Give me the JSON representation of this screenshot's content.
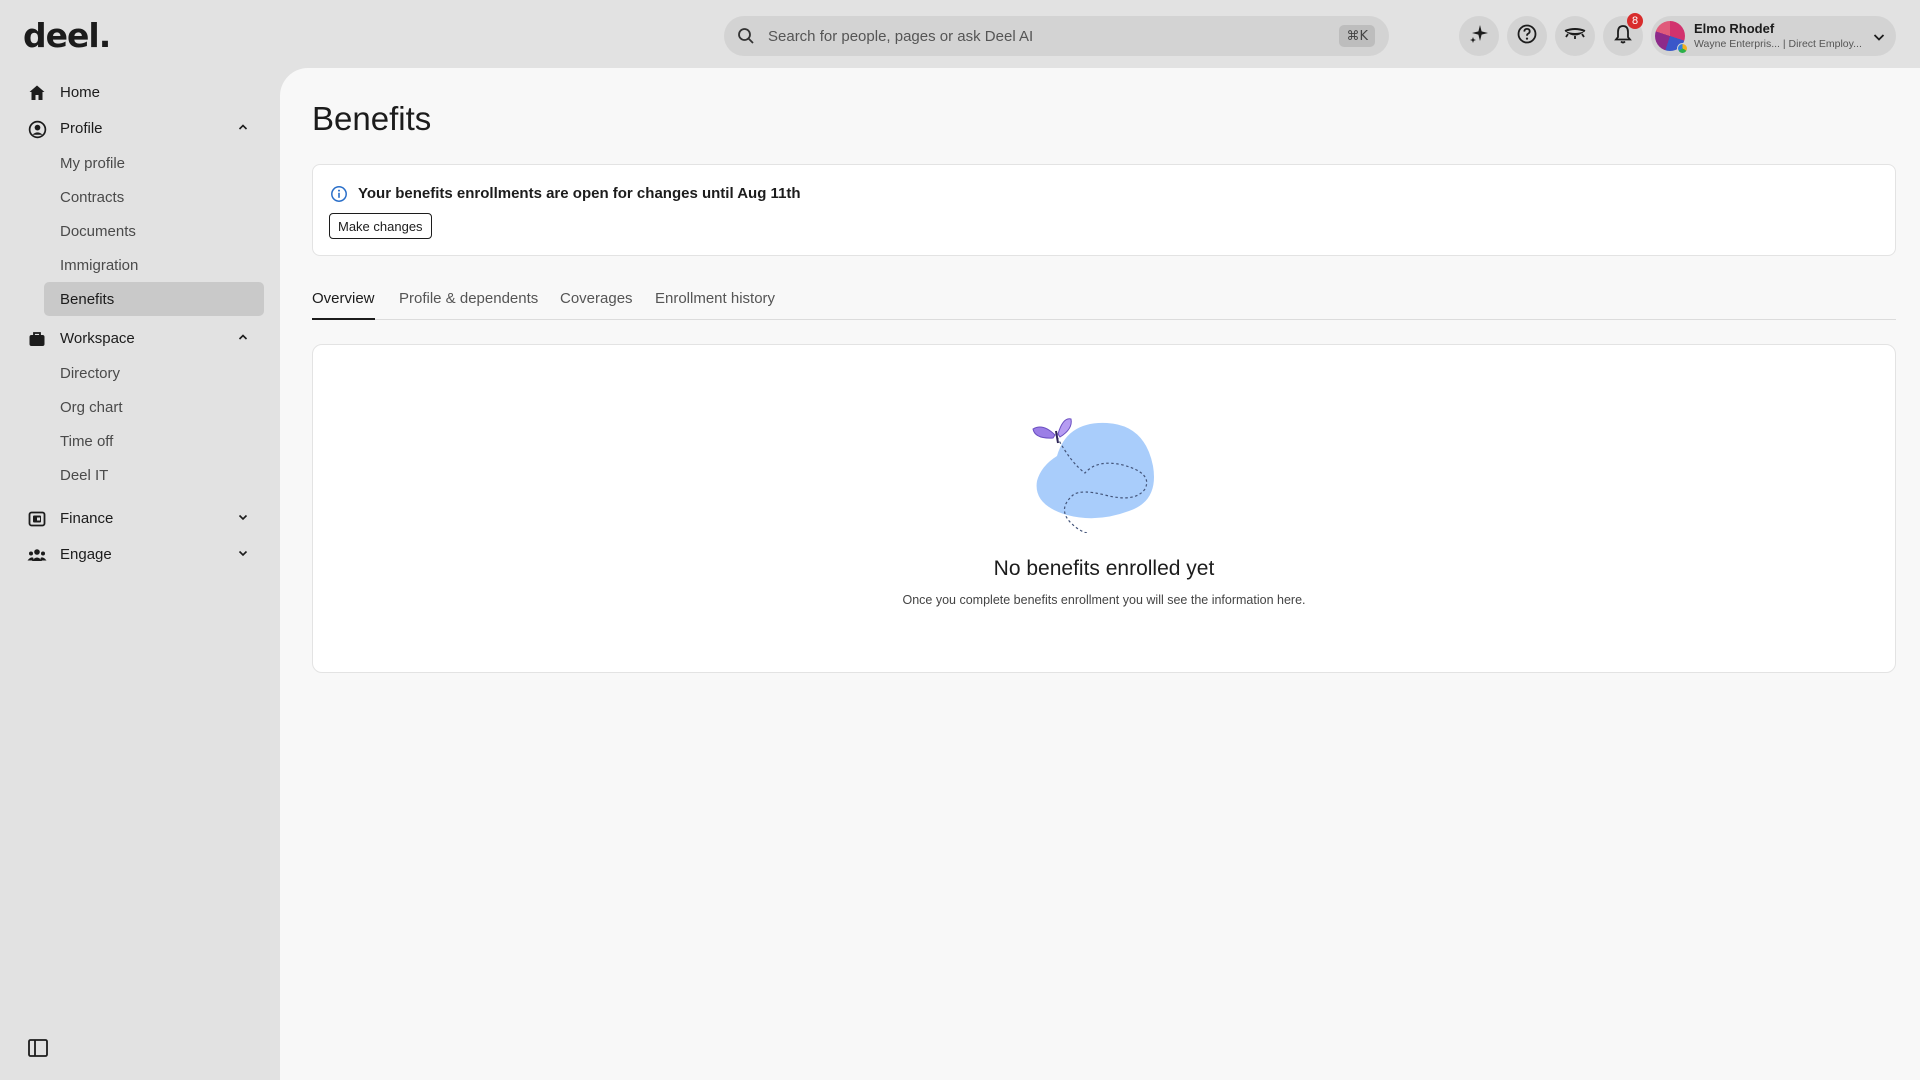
{
  "app": {
    "logo": "deel."
  },
  "search": {
    "placeholder": "Search for people, pages or ask Deel AI",
    "shortcut": "⌘K"
  },
  "topbar": {
    "icons": [
      "ai-sparkle-icon",
      "help-icon",
      "eye-closed-icon",
      "bell-icon"
    ],
    "notifications_count": "8",
    "user": {
      "name": "Elmo Rhodef",
      "org": "Wayne Enterpris... | Direct Employ..."
    }
  },
  "sidebar": {
    "home": "Home",
    "profile": {
      "label": "Profile",
      "items": [
        "My profile",
        "Contracts",
        "Documents",
        "Immigration",
        "Benefits"
      ]
    },
    "workspace": {
      "label": "Workspace",
      "items": [
        "Directory",
        "Org chart",
        "Time off",
        "Deel IT"
      ]
    },
    "finance": "Finance",
    "engage": "Engage"
  },
  "page": {
    "title": "Benefits",
    "notice": {
      "text": "Your benefits enrollments are open for changes until Aug 11th",
      "button": "Make changes"
    },
    "tabs": [
      "Overview",
      "Profile & dependents",
      "Coverages",
      "Enrollment history"
    ],
    "empty": {
      "title": "No benefits enrolled yet",
      "subtitle": "Once you complete benefits enrollment you will see the information here."
    }
  },
  "colors": {
    "shell_bg": "#e2e2e2",
    "panel_bg": "#f8f8f8",
    "active_item_bg": "#c9c9c9",
    "badge_red": "#d82c2c",
    "illustration_blob": "#a9cdfb",
    "butterfly_purple": "#9b7ee6"
  }
}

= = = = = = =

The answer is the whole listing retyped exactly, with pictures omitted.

_EXERCISE SOLUTION_
Give me the JSON representation of this screenshot's content.
{
  "app": {
    "logo": "deel."
  },
  "search": {
    "placeholder": "Search for people, pages or ask Deel AI",
    "shortcut": "⌘K"
  },
  "topbar": {
    "icons": [
      "ai-sparkle-icon",
      "help-icon",
      "eye-closed-icon",
      "bell-icon"
    ],
    "notifications_count": "8",
    "user": {
      "name": "Elmo Rhodef",
      "org": "Wayne Enterpris... | Direct Employ..."
    }
  },
  "sidebar": {
    "home": "Home",
    "profile": {
      "label": "Profile",
      "items": [
        "My profile",
        "Contracts",
        "Documents",
        "Immigration",
        "Benefits"
      ]
    },
    "workspace": {
      "label": "Workspace",
      "items": [
        "Directory",
        "Org chart",
        "Time off",
        "Deel IT"
      ]
    },
    "finance": "Finance",
    "engage": "Engage"
  },
  "page": {
    "title": "Benefits",
    "notice": {
      "text": "Your benefits enrollments are open for changes until Aug 11th",
      "button": "Make changes"
    },
    "tabs": [
      "Overview",
      "Profile & dependents",
      "Coverages",
      "Enrollment history"
    ],
    "empty": {
      "title": "No benefits enrolled yet",
      "subtitle": "Once you complete benefits enrollment you will see the information here."
    }
  },
  "colors": {
    "shell_bg": "#e2e2e2",
    "panel_bg": "#f8f8f8",
    "active_item_bg": "#c9c9c9",
    "badge_red": "#d82c2c",
    "illustration_blob": "#a9cdfb",
    "butterfly_purple": "#9b7ee6"
  }
}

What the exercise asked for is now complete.